:: Your objective ::
Pull each line containing "liba" out of the listing below.

:: Records for the exercise ::
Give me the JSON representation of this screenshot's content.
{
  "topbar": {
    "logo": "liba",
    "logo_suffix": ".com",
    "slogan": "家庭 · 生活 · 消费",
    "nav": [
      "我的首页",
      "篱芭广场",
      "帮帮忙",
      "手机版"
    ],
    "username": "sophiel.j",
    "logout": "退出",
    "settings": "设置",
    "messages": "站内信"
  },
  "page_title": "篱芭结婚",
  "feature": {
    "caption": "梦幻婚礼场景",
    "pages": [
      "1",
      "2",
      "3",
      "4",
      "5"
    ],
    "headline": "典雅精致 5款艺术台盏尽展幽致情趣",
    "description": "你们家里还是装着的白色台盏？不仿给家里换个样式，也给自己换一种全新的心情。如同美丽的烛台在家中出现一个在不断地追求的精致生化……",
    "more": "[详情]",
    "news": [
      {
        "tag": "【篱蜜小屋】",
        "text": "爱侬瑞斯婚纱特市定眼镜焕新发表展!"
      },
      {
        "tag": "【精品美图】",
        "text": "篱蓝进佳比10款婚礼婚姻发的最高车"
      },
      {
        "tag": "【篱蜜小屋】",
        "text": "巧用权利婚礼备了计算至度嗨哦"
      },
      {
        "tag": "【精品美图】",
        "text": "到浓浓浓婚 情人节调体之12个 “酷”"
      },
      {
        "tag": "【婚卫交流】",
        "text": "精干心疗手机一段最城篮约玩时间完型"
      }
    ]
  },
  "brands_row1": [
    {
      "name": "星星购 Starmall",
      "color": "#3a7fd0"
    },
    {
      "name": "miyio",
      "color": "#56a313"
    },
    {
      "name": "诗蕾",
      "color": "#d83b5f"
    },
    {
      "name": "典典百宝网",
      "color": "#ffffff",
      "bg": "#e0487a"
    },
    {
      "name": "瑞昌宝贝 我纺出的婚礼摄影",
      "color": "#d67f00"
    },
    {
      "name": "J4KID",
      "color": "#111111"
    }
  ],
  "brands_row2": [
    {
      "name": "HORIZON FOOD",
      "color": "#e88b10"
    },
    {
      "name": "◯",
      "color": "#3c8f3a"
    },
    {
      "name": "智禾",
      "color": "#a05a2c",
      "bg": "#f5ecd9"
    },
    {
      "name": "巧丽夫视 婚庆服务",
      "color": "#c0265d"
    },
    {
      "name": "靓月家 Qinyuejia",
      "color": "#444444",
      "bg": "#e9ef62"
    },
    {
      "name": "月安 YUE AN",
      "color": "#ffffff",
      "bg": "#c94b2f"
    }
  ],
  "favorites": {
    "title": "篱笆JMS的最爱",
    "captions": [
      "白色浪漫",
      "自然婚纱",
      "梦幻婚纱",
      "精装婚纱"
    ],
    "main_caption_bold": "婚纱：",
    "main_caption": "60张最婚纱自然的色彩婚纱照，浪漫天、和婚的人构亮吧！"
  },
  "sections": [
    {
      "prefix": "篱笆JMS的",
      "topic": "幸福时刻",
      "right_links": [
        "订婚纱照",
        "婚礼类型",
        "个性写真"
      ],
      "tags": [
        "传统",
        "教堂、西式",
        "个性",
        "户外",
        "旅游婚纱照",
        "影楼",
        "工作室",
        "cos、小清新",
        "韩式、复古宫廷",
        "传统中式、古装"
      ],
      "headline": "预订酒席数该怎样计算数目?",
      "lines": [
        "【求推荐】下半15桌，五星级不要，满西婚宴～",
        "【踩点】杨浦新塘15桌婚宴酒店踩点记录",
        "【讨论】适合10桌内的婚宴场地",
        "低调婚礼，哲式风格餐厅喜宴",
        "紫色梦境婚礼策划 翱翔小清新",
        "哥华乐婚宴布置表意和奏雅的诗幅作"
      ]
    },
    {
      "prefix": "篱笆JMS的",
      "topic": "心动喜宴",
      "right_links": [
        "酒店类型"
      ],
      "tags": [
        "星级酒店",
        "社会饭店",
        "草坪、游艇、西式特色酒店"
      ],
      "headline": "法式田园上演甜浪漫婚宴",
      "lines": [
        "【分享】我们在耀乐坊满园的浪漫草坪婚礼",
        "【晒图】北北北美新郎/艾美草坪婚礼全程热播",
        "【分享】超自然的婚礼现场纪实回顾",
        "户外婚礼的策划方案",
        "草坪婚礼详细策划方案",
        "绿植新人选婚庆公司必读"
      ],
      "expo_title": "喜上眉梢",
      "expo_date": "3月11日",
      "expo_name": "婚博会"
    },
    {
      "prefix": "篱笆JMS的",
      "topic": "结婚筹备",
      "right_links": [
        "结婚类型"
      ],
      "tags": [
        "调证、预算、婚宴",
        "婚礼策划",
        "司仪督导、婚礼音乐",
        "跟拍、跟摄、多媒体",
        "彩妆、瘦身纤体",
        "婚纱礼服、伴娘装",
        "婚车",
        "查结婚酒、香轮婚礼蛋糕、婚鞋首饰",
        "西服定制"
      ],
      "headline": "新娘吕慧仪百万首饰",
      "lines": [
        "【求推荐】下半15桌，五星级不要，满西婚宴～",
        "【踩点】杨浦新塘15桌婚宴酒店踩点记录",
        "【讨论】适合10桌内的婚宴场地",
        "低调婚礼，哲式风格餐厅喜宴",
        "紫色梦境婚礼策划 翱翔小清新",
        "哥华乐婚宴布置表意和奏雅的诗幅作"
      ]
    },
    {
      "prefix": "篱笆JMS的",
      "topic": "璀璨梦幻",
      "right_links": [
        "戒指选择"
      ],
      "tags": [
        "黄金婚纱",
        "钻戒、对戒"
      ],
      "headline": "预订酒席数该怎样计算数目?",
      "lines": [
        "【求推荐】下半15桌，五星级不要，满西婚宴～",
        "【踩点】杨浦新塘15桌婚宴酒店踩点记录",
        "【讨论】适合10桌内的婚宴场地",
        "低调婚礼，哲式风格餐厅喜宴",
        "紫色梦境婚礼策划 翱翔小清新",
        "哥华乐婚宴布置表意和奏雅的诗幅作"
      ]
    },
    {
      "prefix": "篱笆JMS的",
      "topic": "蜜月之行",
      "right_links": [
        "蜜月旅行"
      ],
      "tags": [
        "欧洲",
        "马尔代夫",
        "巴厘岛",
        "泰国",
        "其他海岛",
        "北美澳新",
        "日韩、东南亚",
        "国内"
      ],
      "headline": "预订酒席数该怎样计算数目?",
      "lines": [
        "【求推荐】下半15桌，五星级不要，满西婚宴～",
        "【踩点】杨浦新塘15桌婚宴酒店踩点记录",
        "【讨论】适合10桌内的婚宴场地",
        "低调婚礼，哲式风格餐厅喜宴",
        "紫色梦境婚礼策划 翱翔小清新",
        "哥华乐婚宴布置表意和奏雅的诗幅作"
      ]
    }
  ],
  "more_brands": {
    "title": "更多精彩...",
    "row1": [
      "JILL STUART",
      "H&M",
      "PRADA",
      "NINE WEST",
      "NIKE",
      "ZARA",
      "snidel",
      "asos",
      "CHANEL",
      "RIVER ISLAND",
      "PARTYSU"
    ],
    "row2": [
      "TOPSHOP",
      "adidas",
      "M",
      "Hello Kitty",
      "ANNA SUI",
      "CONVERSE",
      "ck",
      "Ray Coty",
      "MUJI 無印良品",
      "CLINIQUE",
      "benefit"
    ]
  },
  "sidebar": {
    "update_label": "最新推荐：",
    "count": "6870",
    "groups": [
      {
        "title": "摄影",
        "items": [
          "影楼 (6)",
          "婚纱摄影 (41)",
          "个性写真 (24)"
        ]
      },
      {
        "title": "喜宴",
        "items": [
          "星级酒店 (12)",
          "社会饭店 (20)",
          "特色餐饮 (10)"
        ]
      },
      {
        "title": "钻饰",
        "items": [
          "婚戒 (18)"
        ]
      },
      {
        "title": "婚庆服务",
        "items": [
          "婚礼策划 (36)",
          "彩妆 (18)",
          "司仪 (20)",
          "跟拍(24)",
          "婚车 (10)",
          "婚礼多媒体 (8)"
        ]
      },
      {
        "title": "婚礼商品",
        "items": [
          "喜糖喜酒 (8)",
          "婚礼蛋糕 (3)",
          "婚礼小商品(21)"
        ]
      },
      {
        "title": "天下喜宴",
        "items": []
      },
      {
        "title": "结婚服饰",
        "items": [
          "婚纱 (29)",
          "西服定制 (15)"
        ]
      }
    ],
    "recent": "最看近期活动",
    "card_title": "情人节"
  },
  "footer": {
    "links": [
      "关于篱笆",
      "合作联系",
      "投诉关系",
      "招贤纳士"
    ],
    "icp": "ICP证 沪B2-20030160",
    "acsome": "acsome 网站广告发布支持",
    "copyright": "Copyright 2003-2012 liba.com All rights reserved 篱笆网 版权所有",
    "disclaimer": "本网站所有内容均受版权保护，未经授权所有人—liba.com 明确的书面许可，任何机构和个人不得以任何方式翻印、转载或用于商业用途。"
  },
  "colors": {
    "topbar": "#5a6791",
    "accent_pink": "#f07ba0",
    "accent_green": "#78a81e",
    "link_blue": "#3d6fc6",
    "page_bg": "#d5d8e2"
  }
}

:: Response to this exercise ::
    "logo": "liba",
    "copyright": "Copyright 2003-2012 liba.com All rights reserved 篱笆网 版权所有",
    "disclaimer": "本网站所有内容均受版权保护，未经授权所有人—liba.com 明确的书面许可，任何机构和个人不得以任何方式翻印、转载或用于商业用途。"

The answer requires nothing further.